Artificial dielectrics constitute a class of man-made materials; the effective permittivity and permeability of a given dielectric material are altered by embedding small clusters of another material, typically nano-size metal clusters. Additional dielectric properties are achieved as a result of local interactions between the material components. Such composition was used over many centuries as a method to stain glass: in the case of gold-embedded glass, the result is a red, winelike color. This concept was extended to include nano-size semiconductor embedded dielectrics, conditional artificial dielectrics,1 to emphasize the dependence on control parameters such as light.
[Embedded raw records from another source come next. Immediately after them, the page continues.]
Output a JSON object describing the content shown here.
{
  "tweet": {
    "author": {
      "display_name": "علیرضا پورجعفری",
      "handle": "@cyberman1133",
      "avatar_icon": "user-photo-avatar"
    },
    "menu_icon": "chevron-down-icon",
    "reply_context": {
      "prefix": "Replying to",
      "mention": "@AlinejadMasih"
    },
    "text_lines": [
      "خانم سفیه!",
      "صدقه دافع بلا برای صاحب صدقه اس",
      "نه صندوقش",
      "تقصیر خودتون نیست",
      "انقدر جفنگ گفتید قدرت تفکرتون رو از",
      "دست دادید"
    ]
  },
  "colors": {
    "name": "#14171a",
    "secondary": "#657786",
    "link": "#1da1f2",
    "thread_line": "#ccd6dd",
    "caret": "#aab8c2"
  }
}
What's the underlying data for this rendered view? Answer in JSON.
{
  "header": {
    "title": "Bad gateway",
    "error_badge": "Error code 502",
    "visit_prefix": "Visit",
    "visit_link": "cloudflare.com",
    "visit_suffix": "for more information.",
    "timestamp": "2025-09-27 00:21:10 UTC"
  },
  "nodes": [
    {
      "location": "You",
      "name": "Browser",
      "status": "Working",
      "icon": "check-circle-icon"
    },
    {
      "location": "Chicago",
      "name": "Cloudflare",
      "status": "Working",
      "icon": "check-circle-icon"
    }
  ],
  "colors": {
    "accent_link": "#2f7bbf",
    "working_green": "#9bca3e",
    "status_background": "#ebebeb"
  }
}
It is tempting to take this concept one step further and attempt to alter the capacitance and inductance of dielectric materials by geometrical means. Such features should be of sizes much smaller than the propagating electromagnetic wavelength to give the material new effective properties.2 For example, ordered arrays of nano-size spheres offer a practical route to develop periodic nanostructures on a sub-wavelength scale; by using these structures as templates for other, nonlinear materials, one opts to achieve novel optical characteristics.
|Original language||English (US)|
|Title of host publication||Non-Equilibrium Dynamics of Semiconductors and Nanostructures|
|Number of pages||20|
|State||Published - Jan 1 2005|
All Science Journal Classification (ASJC) codes
- Physics and Astronomy(all)